Thanks Jaime! I think setting a friendly & positive example (not too far from home) is exactly the attitude that needs to be presented to folks unfamiliar with veganism, or any new idea, really.
I personally have never been happier since I committed myself to veganism, and I think many folks would feel the same if they made the switch too. I like to be honest and upbeat, because veganism is not just a lifestyle for me, it’s a cause I truly and wholeheartedly believe in. I’d like to set a positive example for people, and show them how fun “being vegan” really is- and that I am not at all deprived. I know I am more fulfilled as a vegan than I was as an omnivore, and I‘d like to invite people to investigate that idea.
Is veganism something your whole family shares in? Does it set an example of values for your family? (Tell us about your family, too! Include photos if you’d like.) Is your child vegan?
My husband and I are blessed to share very similar ideas and values (we met and fell head over heels for each other in art school), so we made the vegan switch together. Since we believe that eating a vegan diet is the very least we can all do to try and lead good lives, our children are definitely being raised vegan. We have an 8 year old boy Landen, who made the switch with us and he really enjoys it. He fully understands that people’s hamburgers contain dead cows, and he was never very excited about that… so it wasn’t a strain to convert him. He has always been a wonderful eater- requesting dark leafy greens, whole grain pastas and fruit over most other foods.
Our daughter, Olive (pictured above), is just a year and a half old, so she has been vegan since conception. She has a voracious appetite for vegan cookies, hummus, kale and tempeh!
Our kids eat far more diverse and whole foods (and dare I say healthier) than any omnivore children I know. I take pride in that. Someday, I hope they will too.
If years from now you can look back on your blog as having left some sort of impact or legacy, what would that ideally be?

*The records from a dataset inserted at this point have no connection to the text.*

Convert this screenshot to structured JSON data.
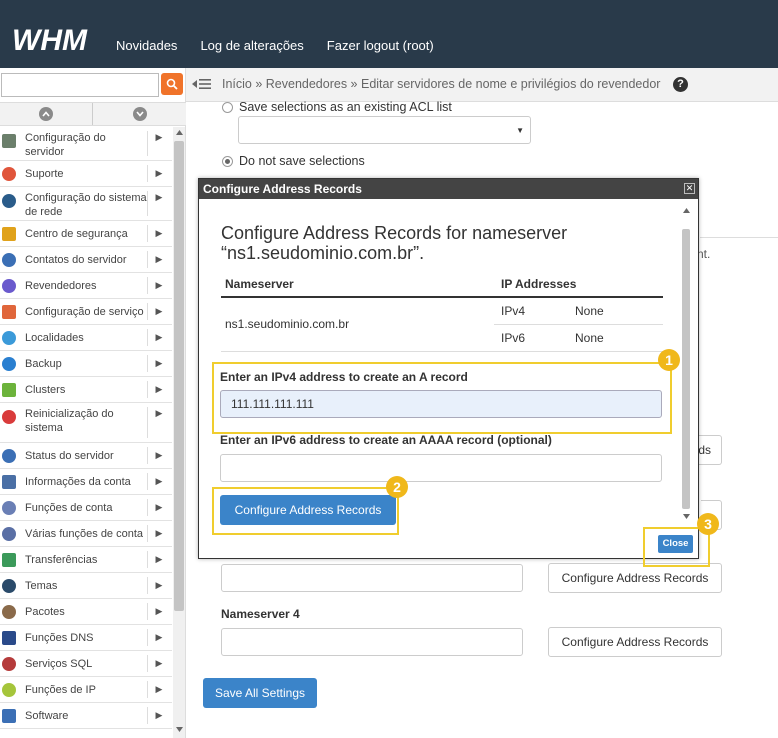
{
  "app": {
    "logo_text": "WHM",
    "nav": [
      "Novidades",
      "Log de alterações",
      "Fazer logout (root)"
    ]
  },
  "breadcrumb": {
    "text": "Início » Revendedores » Editar servidores de nome e privilégios do revendedor",
    "help": "?"
  },
  "sidebar": {
    "search_placeholder": "",
    "items": [
      {
        "label": "Configuração do servidor",
        "icon": "server-config-icon"
      },
      {
        "label": "Suporte",
        "icon": "support-icon"
      },
      {
        "label": "Configuração do sistema de rede",
        "icon": "network-icon"
      },
      {
        "label": "Centro de segurança",
        "icon": "lock-icon"
      },
      {
        "label": "Contatos do servidor",
        "icon": "contacts-icon"
      },
      {
        "label": "Revendedores",
        "icon": "resellers-icon"
      },
      {
        "label": "Configuração de serviço",
        "icon": "service-config-icon"
      },
      {
        "label": "Localidades",
        "icon": "locales-icon"
      },
      {
        "label": "Backup",
        "icon": "backup-icon"
      },
      {
        "label": "Clusters",
        "icon": "clusters-icon"
      },
      {
        "label": "Reinicialização do sistema",
        "icon": "restart-icon"
      },
      {
        "label": "Status do servidor",
        "icon": "server-status-icon"
      },
      {
        "label": "Informações da conta",
        "icon": "account-info-icon"
      },
      {
        "label": "Funções de conta",
        "icon": "account-functions-icon"
      },
      {
        "label": "Várias funções de conta",
        "icon": "multi-account-icon"
      },
      {
        "label": "Transferências",
        "icon": "transfers-icon"
      },
      {
        "label": "Temas",
        "icon": "themes-icon"
      },
      {
        "label": "Pacotes",
        "icon": "packages-icon"
      },
      {
        "label": "Funções DNS",
        "icon": "dns-icon"
      },
      {
        "label": "Serviços SQL",
        "icon": "sql-icon"
      },
      {
        "label": "Funções de IP",
        "icon": "ip-icon"
      },
      {
        "label": "Software",
        "icon": "software-icon"
      }
    ]
  },
  "main": {
    "save_existing_acl": "Save selections as an existing ACL list",
    "do_not_save": "Do not save selections",
    "partial_text": "nt.",
    "partial_button": "ds",
    "nameserver4_label": "Nameserver 4",
    "configure_btn": "Configure Address Records",
    "save_all": "Save All Settings"
  },
  "modal": {
    "header": "Configure Address Records",
    "title": "Configure Address Records for nameserver “ns1.seudominio.com.br”.",
    "col_nameserver": "Nameserver",
    "col_ip": "IP Addresses",
    "nameserver": "ns1.seudominio.com.br",
    "ipv4_label": "IPv4",
    "ipv4_value": "None",
    "ipv6_label": "IPv6",
    "ipv6_value": "None",
    "ipv4_field_label": "Enter an IPv4 address to create an A record",
    "ipv4_field_value": "111.111.111.111",
    "ipv6_field_label": "Enter an IPv6 address to create an AAAA record (optional)",
    "ipv6_field_value": "",
    "submit": "Configure Address Records",
    "close": "Close"
  },
  "callouts": [
    "1",
    "2",
    "3"
  ],
  "colors": {
    "topbar": "#293a4a",
    "accent_blue": "#3b84c9",
    "search_orange": "#f0732a",
    "callout_yellow": "#f0cd2e"
  }
}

It would be wonderful to look back and say “My blog was a small part of a big movement that helped veganism become as common as it is today”.
And of course, by then, at least half of the world’s population will have adopted a vegan diet. It could happen…
Clearly, Allyson and her blog are beacons for anyone that wonders “What can you eat if you’re a vegan?” Try and find a single thing on that blog that doesn’t look appetizing and delicious. (I’ll save you some time- you won’t find anything that doesn’t meet those descriptions.)
I’m also so thrilled to announce that Manifest Vegan can be found in the July-August issue of VegNews Magazine as one of their Top 10 Picks for Veg Blogs! WOW, what an honor! Get yourself to a bookstore and rejoice.